I spent a lot of time researching this on the web but failed to find a satisfactory solution so came up with my own. My solution, most probably not standard, is to add the ability to inject functionality into the main select loop that runs before the rest of the loop. I embed the key.interestOps(key.interestOps() | SelectionKey.OP_READ); in the run() method of a Runnable and then add it to a list of Runnable to be executed (and then discarded) in the select loop. All I then have to do is to wakeup() the loop.
Obviously the functionality in the Runnable.run() method should do as little as is necessary.
I have managed to get rid of all threads associated with the select loop except where there is a need to interact with IO that cannot be run using NIO. In my case the primary one is interacting with Process objects created using ProcessBuilder.
Edited by: sabre150 on Jun 19, 2012 9:24 AM
my server code follows the well known pattern as follows;There are aspects of this that are not 'well-known' to me.
Why? You already know there is data, you can read it without blocking: why start another thread to do what you can do perfectly well right here?
The reading from the channel is delegated to a thread worker provided by the thread pool.Why?
It executes a code from a state object attached to the key. At the end of the read process I setup the READ interest back to true:Which will block due to the synchronization specified in the Javadoc for interestOps() and select(). Which is why you don't want to do this in a separate thread. NIO is all about a single thread. Do it that way. If you have zilliions of connections, or dozens of CPUs, run several selector threads and have them all handle their own connections. Don't even think about delegating I/O to other threads though, it is infinitely more trouble than it is worth.
if I put a debug statement right after the .select() call:
I see it each time the thread worker completes :
int count = selector.select(); logger.debug(String.format("%d keys selected", count));
It seems .weakup() properly interrupts the main thread. Even if I try to make a timeout on select just to ensure that the selector will make another cycle and will read the actual selectorKey flags it does not select the channel which is quite strange:
02:02:33,328 DEBUG Server:312 - 0 keys selected
int count = selector.select(1000);
16:41:11,636 INFO Server:310 - selected 0 16:41:12,637 INFO Server:310 - selected 0 16:41:13,638 INFO Server:310 - selected 0 16:41:14,639 INFO Server:310 - selected 0 16:41:15,640 INFO Server:310 - selected 0 16:41:16,641 INFO Server:310 - selected 0 16:41:17,642 INFO Server:310 - selected 0 16:41:18,643 INFO Server:310 - selected 0 16:41:19,644 INFO Server:310 - selected 0 16:41:20,645 INFO Server:310 - selected 0 16:41:21,646 INFO Server:310 - selected 0 16:41:22,647 INFO Server:310 - selected 0 16:41:23,648 INFO Server:310 - selected 0
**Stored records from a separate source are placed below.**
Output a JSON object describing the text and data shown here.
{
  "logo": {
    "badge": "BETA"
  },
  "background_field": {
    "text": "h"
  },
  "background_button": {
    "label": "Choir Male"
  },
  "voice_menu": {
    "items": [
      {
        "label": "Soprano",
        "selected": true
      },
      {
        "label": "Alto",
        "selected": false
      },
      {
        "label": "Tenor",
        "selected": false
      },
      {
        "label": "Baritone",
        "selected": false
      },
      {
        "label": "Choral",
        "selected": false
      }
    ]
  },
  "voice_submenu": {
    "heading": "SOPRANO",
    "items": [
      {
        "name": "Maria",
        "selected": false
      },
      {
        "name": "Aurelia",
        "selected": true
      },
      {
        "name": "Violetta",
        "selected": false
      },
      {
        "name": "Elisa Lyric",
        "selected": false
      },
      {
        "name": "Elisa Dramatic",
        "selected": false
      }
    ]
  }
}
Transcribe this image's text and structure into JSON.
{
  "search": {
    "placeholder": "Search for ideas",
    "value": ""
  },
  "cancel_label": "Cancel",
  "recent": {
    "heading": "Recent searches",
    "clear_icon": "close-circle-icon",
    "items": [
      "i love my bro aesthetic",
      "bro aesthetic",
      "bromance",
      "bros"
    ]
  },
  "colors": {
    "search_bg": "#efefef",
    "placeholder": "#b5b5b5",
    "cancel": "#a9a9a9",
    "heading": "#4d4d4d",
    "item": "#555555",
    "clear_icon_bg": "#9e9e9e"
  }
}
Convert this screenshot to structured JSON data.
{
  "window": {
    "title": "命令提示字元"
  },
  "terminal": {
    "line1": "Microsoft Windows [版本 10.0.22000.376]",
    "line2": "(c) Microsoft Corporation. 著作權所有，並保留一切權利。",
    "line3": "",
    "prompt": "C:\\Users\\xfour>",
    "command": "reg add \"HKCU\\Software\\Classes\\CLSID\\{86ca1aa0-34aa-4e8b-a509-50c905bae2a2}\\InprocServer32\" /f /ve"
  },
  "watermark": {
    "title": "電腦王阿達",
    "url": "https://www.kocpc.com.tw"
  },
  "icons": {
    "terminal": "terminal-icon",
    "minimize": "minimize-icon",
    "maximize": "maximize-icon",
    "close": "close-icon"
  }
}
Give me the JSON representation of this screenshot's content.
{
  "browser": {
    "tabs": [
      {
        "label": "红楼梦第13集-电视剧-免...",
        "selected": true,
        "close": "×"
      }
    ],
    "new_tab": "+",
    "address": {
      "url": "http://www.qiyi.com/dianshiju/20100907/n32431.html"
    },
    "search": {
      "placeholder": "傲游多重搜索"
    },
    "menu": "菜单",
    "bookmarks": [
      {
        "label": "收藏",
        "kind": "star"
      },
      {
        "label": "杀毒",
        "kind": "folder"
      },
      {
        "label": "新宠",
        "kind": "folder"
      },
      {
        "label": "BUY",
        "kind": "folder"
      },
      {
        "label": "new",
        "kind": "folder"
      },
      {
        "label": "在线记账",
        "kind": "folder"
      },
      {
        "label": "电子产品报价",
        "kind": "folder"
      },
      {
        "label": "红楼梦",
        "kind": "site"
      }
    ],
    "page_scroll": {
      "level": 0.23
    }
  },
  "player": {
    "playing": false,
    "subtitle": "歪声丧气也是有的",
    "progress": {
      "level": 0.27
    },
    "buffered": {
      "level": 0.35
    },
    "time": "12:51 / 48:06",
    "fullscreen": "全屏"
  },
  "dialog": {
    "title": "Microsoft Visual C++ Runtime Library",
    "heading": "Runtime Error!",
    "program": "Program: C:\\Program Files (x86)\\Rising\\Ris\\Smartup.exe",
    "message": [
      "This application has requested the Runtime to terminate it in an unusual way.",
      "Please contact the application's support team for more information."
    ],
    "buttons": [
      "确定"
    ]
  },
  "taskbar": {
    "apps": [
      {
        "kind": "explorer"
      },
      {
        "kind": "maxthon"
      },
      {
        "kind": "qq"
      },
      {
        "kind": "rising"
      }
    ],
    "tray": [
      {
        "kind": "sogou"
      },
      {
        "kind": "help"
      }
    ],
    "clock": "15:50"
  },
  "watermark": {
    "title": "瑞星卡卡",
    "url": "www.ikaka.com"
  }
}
Thank you EJP. I will move the reading to the main thread. This will definitely solve the problem. Honestly said if I comment the line :
all is working well and the client and the server exchange messages asynchronously. What makes me curious is that this code was working almost an year :) It seems switching to Java 7 has changes something. The pattern I mentioned is taken from the O'REALLY book Java NIO. Never-mind, thank you very much for answering my question.
key.interestOps(key.interestOps() & (~SelectionKey.OP_READ));
coderman wrote:It is always a possibility that there is some sort of regression because in Java7 the NIO API was revamped. But plenty of times when people post about "It was working in JavaX but it is not working in JavaY", they were actually doing it wrong all along and the real issue was that the JVM went along with it anyway.
It seems switching to Java 7 has changes something.